Lydia Y. Ott is a recent graduate from the University of Pittsburgh studying Occupational Therapy. She is a 4th generation Chinese American whose family has lived in Pittsburgh for over 100 years. She grew up in the Wexford area and now currently resides in Squirrel Hill.  In her free time, Lydia actively participates in her local church, Pittsburgh Chinese Church, located in the North Hills.

Jacqueline Wu

Jacqueline Wu is a PhD student at Yale University studying race and migration in the United States. She received a BA in history and BS in business administration from Carnegie Mellon University, where her senior thesis on Chinese labor in the northeastern US won the Dietrich Humanities Prize and the Pennsylvania Historical Association’s William A. Pencak Award. Her current research projects center on Chinatowns and the politics of Chinese exclusion.
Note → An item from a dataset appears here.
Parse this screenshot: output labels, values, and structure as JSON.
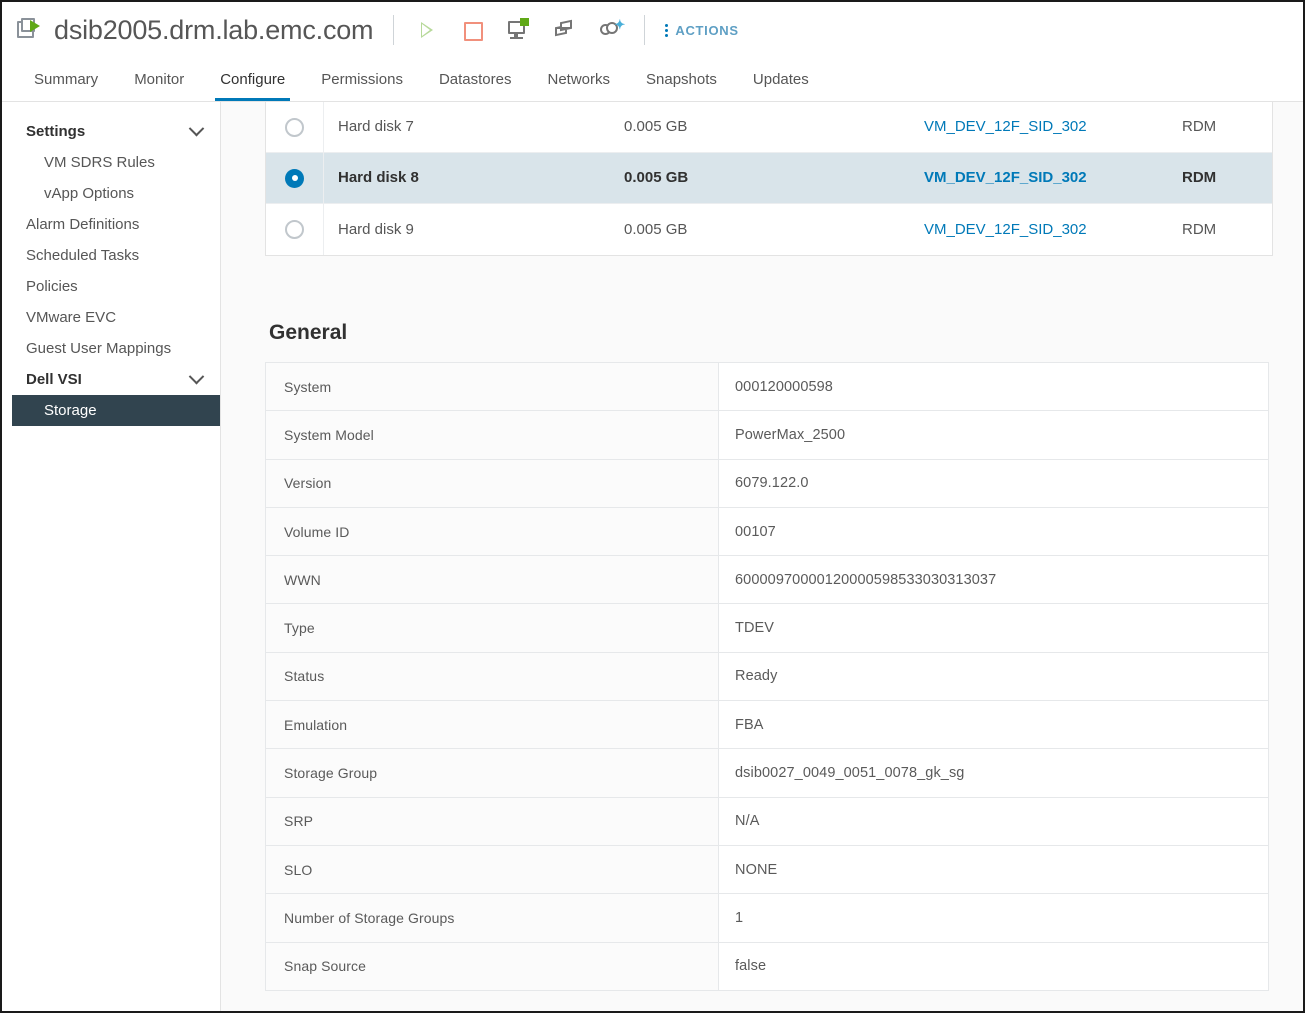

Shirley Yee

Arriving as a child immigrant during the Depression years, Shirley’s father Yuen Yee later became a leader for the Chinese community of Pittsburgh and the unofficial Mayor of Chinatown. He served the community through the mid-1980s by supporting the newcomers with bilingual translation, immigration matters, caregiving for elders, business advising, and public outreach with the local media. Shirley has archived artifacts of her father’s life and compiled his handwritten memoirs that tell the triumphs and tribulations of early Chinese settlers in a once-vibrant urban Pittsburgh neighborhood. Shirley teaches Visual Interaction Design at CMU.

About the Films

The Last Mayor of Chinatown

The Last Mayor of Chinatown tells the story of Yuen Yee, who served as the last honorary mayor of Pittsburgh’s Chinatown and collected one of the largest known archive of local Chinese history. Told through images, documents, and artifacts, the film interweaves excerpts from Yee’s memoir with his daughter Shirley’s contemporary commentary to show his instrumental role in supporting newly arrived immigrants and establishing mutual aid initiatives. Through the Yee family’s story, we learn about the rise, decline, and rediscovery of Pittsburgh’s Chinatown.

Pittsburgh’s Lost Chinatown

In the documentary, Pittsburgh’s Lost Chinatown, Lydia Y. Ott tells the story of her grandmother, Lydia L. Ott, who grew up in Pittsburgh’s Chinatown on Third Avenue in the 1930s. She hopes to continue to pass down the story of Pittsburgh’s Chinatown for generations to come.

For more information or to request additional accommodations, please contact Sierra Green at

Image caption: From front center (counter-clockwise): William Yot Jr., three unidentified men, Chew Soo Lim Yee (owner of Chinatown Inn restaurant), Harry Chew, Tong Yee, Jon Yee, Toy Yee, William Yot (first mayor of Chinatown), and Genevieve Yot at Chinatown Inn in 1949. Additional members of Yee and Lee families in background. Courtesy of Shirley Yee, from the collection of Yuen Yee, the last mayor of Chinatown and an avid amateur photographer.